Directors’ and Officers’ Liability and the Burden of Proof
The topic of directors’ liability has received considerable media attention in connection with a number of noteworthy cases. Directors are increasingly confronted with high claims for damages as brought on behalf of the company. Under the German Stock Corporation Act, members of the board of directors and supervisory board members are liable up to the entirety of their private assets for acts of simple negligence. In addition, the burden of proof is reversed. This is one of the reasons why corporate liability has been under scrutiny for years. Nadja Danninger, former Research Assistant at the Max Planck Institute for Comparative and International Private Law considers in her dissertation the appropriate distribution of the burden of production and the burden of proof as between the company and its board members.
A particularly severe aspect of director liability lies in an evidentiary component: It is not the company that has to prove a breach of duty in a dispute over damages; rather, it is the board member that must exonerate him- or herself. This not only raises a number of problems in practice but also lacks a firm theoretical foundation. In her doctoral dissertation, Nadja Danninger examines this issue from five different perspectives: legal history, legal theory, legal practice, comparative law and legal policy.

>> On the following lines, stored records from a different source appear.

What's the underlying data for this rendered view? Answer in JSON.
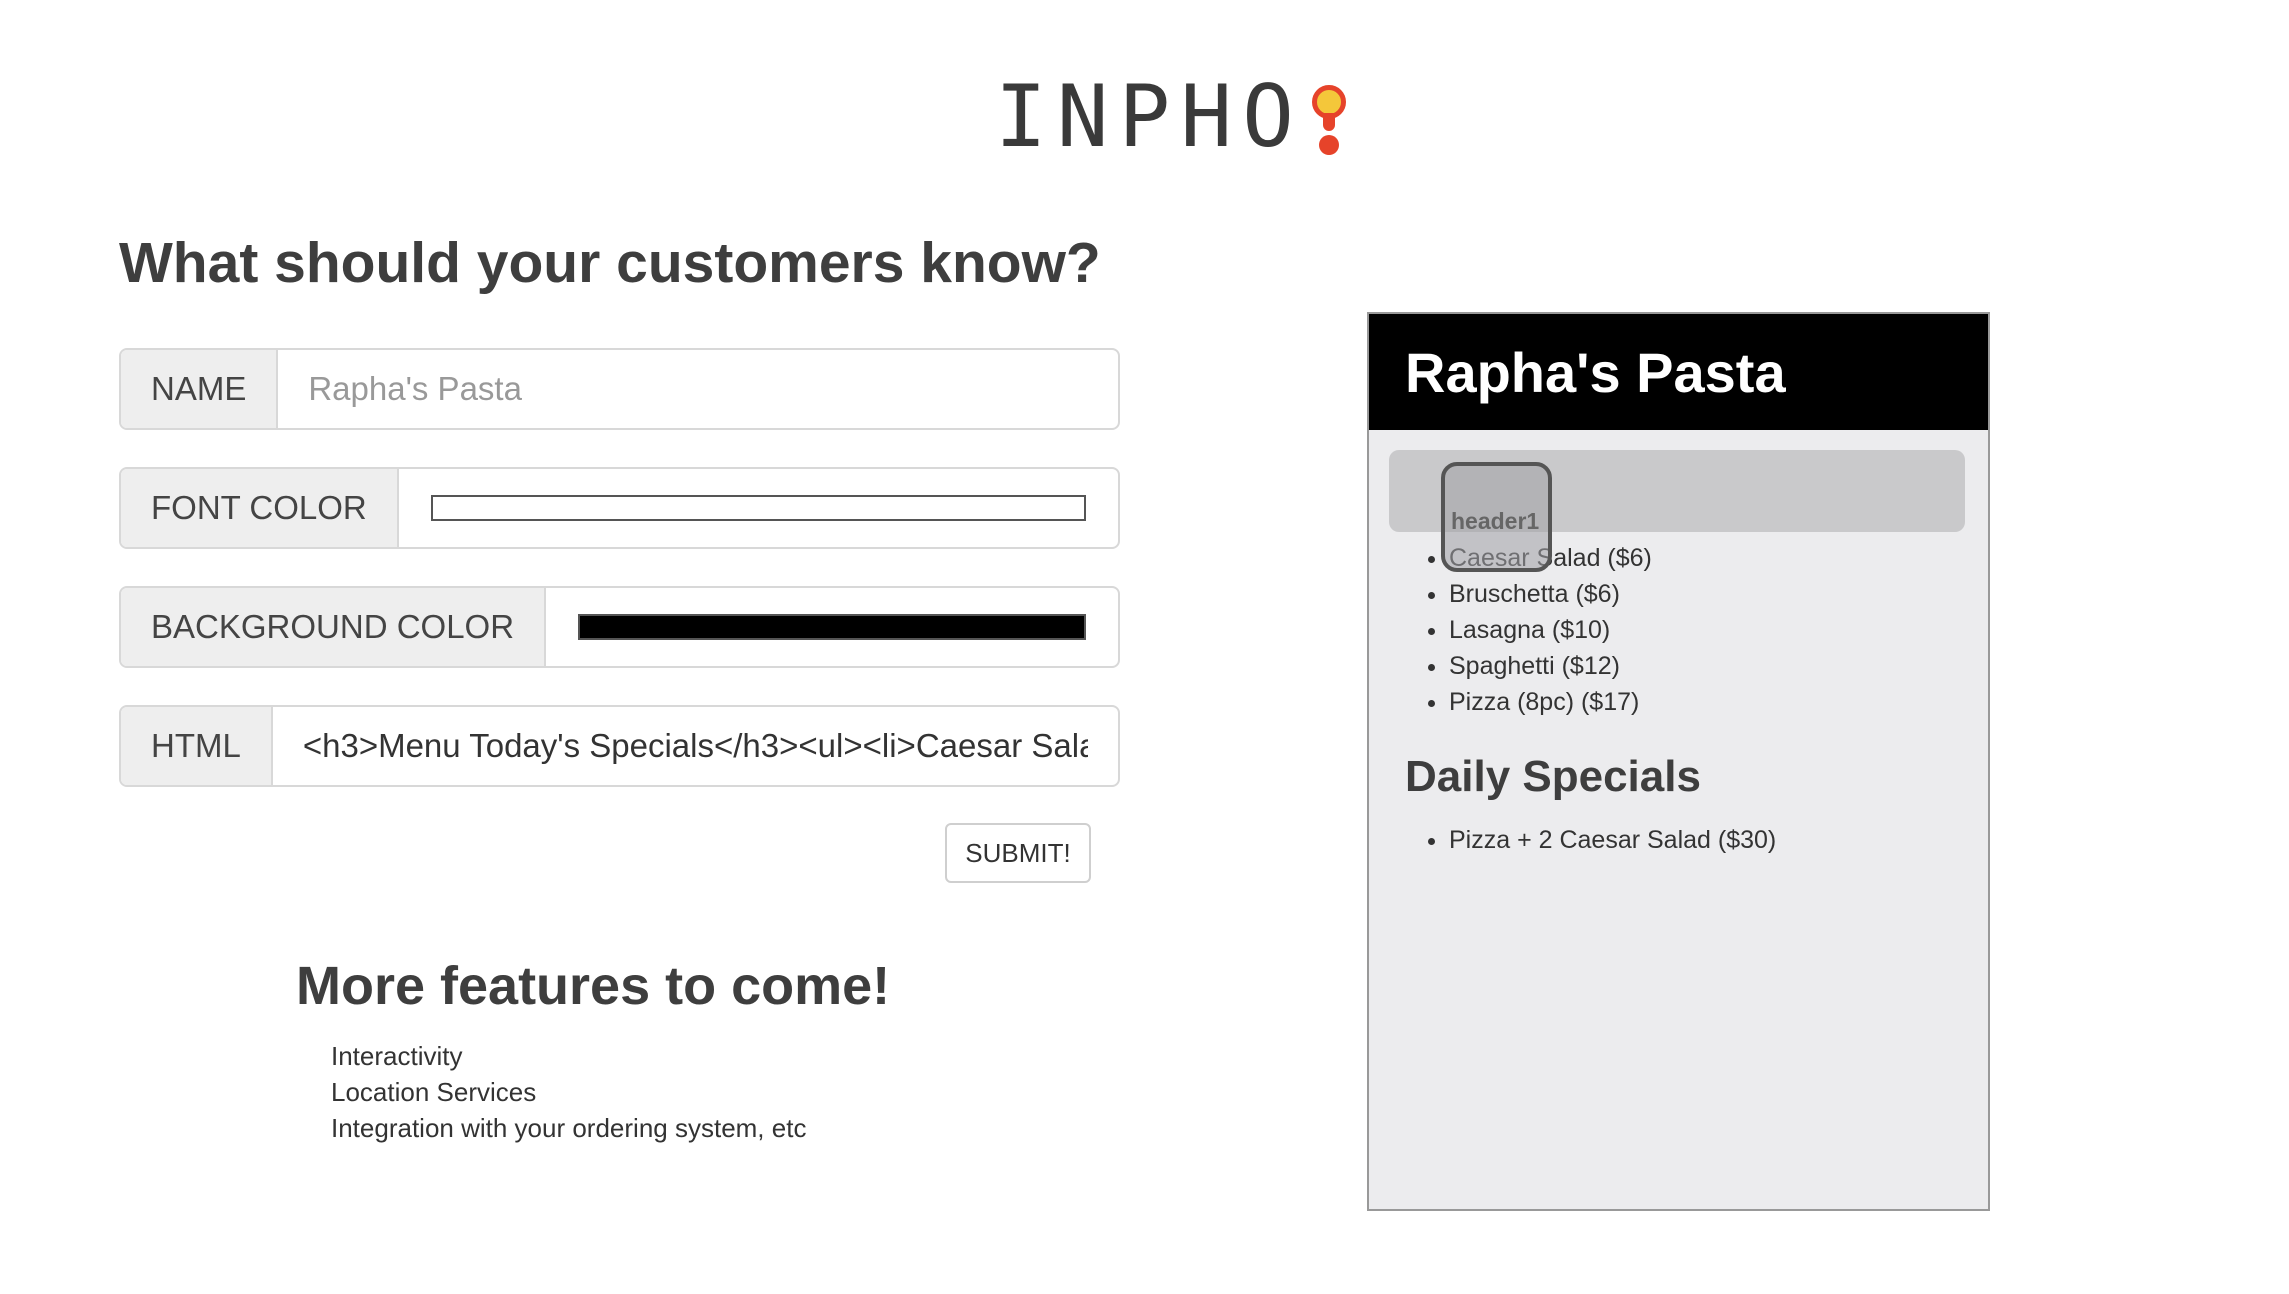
{
  "logo": {
    "text": "INPHO"
  },
  "form": {
    "title": "What should your customers know?",
    "name": {
      "label": "NAME",
      "placeholder": "Rapha's Pasta"
    },
    "font_color": {
      "label": "FONT COLOR",
      "value": "#ffffff"
    },
    "background_color": {
      "label": "BACKGROUND COLOR",
      "value": "#000000"
    },
    "html": {
      "label": "HTML",
      "value": "<h3>Menu Today's Specials</h3><ul><li>Caesar Sala"
    },
    "submit_label": "SUBMIT!"
  },
  "features": {
    "title": "More features to come!",
    "items": [
      "Interactivity",
      "Location Services",
      "Integration with your ordering system, etc"
    ]
  },
  "preview": {
    "title": "Rapha's Pasta",
    "drag_chip_label": "header1",
    "menu_items": [
      "Caesar Salad ($6)",
      "Bruschetta ($6)",
      "Lasagna ($10)",
      "Spaghetti ($12)",
      "Pizza (8pc) ($17)"
    ],
    "specials_title": "Daily Specials",
    "specials_items": [
      "Pizza + 2 Caesar Salad ($30)"
    ]
  },
  "colors": {
    "logo_accent_red": "#e6432a",
    "logo_accent_yellow": "#f4c73a",
    "preview_header_bg": "#000000",
    "preview_body_bg": "#ececee"
  }
}
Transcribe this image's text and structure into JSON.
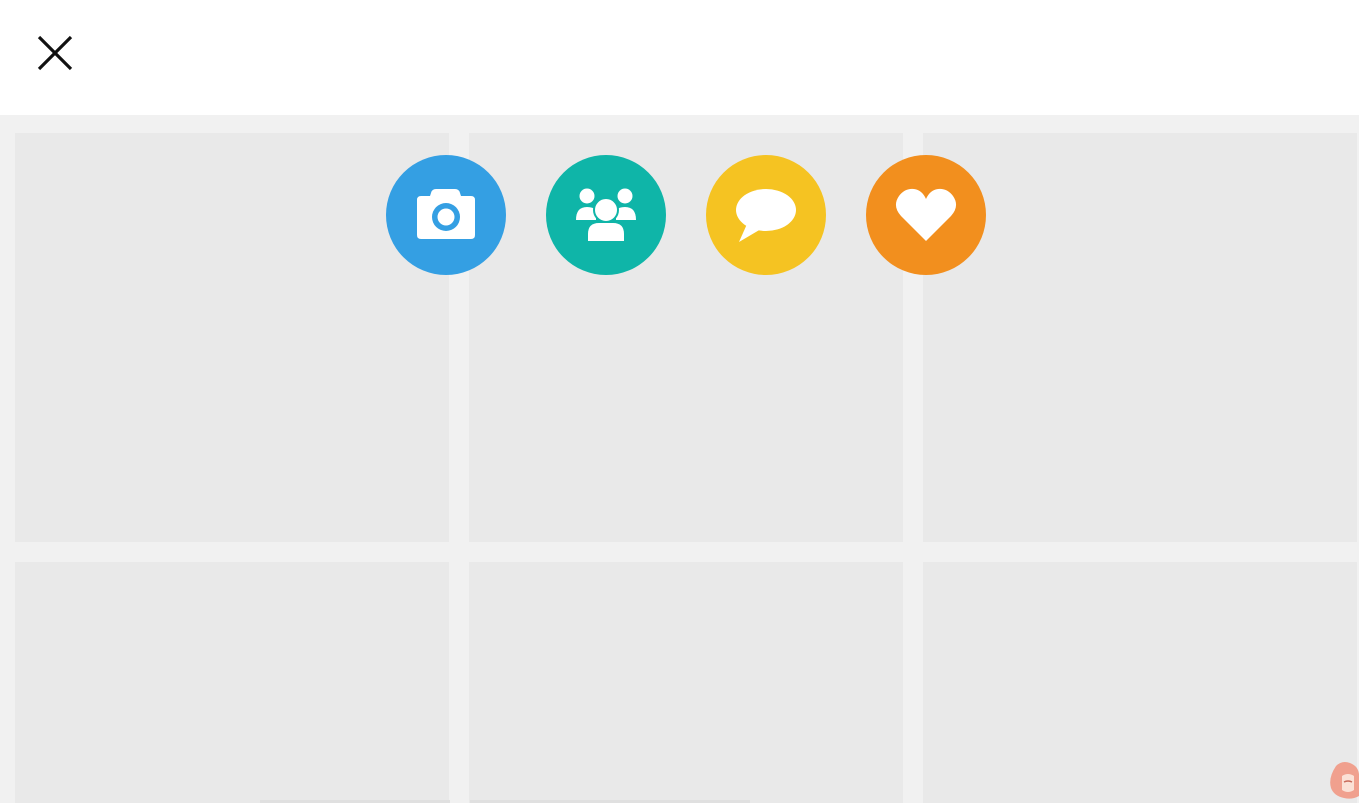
{
  "header": {
    "close_icon": "close-icon"
  },
  "grid": {
    "tile_count": 6,
    "tile_color": "#e9e9e9",
    "background_color": "#f1f1f1"
  },
  "share_buttons": [
    {
      "name": "camera",
      "icon": "camera-icon",
      "color": "#349fe3"
    },
    {
      "name": "group",
      "icon": "users-icon",
      "color": "#0fb5a8"
    },
    {
      "name": "chat",
      "icon": "speech-bubble-icon",
      "color": "#f5c322"
    },
    {
      "name": "heart",
      "icon": "heart-icon",
      "color": "#f28f1e"
    }
  ],
  "mascot": {
    "icon": "mascot-icon"
  }
}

The author traces a theoretical arch from the Roman law roots of a reversed burden of proof to today's Stock Corporation Act. She analyses whether and to what extent a change in the law appears necessary. In addition to the analysis of the underlying theory, she depicts various real-world factual constellations to show how the evidentiary balancing act can succeed in theory and practice. By examining fifteen legal systems with regard to their distribution of the burden of proof, the work explores previously uncharted terrain and thereby sheds light on the relative strengths and weaknesses of German law for the first time. At the same time, a look at international law serves as ample inspiration for a final policy recommendation.